Hardwick, Charles a minister of the Church of England, was born at Slingsby, Yorkshire, September 22, 1821. At fifteen years of age he became pupil assistant teacher in Thornton Grammar-school, and in 1838 he was made assistant tutor in the academy at Malton. In 1840 he entered the University of Cambridge (Catharine's Hall), graduating in 1844 as first senior optime. In 1845 he obtained a fellowship in Catharine's Hall; in 1851 he was appointed Cambridge preacher at the Chapel Royal, Whitehall; and in 1853, professor of divinity in Queen's College, Birmingham, which office he held only for a few months. In 1855 he was made lecturer in divinity in King's College, Cambridge, and "Christian Advocate." In fulfilling the latter office, he prepared a work (incomplete, but yet of great value to the new science of Comparative Theology), under the title Christ and other Masters; an Historical Inquiry into some of the chief Parallelisms and Contrasts between Christianity and the Religious Systems of the Ancient World (London and Cambridge, 2nd edit. 1853, 2 vols. fop. 8vo).

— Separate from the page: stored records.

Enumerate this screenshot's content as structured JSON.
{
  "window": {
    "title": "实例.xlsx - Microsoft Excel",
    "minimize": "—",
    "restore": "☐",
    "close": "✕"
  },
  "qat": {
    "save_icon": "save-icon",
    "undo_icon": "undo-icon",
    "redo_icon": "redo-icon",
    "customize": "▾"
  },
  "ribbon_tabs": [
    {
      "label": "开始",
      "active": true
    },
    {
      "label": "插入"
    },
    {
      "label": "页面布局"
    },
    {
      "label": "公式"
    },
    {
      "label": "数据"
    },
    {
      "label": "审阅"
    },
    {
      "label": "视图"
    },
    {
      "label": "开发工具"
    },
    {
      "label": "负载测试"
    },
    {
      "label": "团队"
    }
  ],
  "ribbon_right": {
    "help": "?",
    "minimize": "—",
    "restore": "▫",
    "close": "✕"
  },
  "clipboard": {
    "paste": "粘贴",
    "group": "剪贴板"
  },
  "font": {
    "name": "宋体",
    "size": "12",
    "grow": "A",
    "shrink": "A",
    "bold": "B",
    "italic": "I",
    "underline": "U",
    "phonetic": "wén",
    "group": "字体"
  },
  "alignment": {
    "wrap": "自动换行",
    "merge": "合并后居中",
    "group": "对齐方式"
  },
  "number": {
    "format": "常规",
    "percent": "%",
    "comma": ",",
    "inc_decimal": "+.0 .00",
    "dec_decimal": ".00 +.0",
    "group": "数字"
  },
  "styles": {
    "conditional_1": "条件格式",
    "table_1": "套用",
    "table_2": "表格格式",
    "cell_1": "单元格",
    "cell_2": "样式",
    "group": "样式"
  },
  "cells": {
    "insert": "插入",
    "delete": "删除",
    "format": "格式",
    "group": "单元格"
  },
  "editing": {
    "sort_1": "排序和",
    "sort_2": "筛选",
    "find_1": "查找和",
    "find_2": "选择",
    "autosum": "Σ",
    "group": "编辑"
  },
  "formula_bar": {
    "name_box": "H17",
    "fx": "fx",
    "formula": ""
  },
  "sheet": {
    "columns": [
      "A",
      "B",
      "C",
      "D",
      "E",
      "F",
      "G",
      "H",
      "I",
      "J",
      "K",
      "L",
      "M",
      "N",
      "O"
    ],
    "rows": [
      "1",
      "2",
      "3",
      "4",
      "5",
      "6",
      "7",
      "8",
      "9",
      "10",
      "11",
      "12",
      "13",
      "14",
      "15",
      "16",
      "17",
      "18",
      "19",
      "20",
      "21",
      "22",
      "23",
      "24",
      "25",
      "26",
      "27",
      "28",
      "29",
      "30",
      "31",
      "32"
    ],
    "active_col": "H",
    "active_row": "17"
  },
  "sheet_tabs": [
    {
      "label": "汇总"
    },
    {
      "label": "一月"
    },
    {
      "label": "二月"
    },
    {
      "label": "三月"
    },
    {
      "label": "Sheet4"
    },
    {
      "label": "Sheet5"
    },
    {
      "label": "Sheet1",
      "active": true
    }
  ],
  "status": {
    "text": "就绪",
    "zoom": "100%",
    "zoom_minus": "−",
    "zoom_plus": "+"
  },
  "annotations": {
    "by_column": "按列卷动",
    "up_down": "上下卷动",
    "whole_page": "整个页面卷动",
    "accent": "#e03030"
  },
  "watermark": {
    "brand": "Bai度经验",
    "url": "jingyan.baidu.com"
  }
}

During a summer tour he was killed by a fall in the Pyrenees, Aug. 18, 1859. His literary activity was very great, and it was accompanied by thorough scholarship and accuracy. Besides editing a number of works for the University press and for the Percy Society, he published the following, which are likely to-hold a durable place in theological literature, viz., A History of the Thirty-nine Articles (Cambridge, 1851; 2nd ed. revised. 1859: reprinted in Philadelphia, 12mo): — Twenty Sermons of Town Congregations (1853, cr. 8vo): — A History of the Christian Church, Middle Age (Cambridge, 1853, fcp. 8vo): — A History of the Christian Church during the Reformation (Cambridge, 1856, fop. 8vo). — Sketch prefixed to second edition of Christ and other Masters (1863).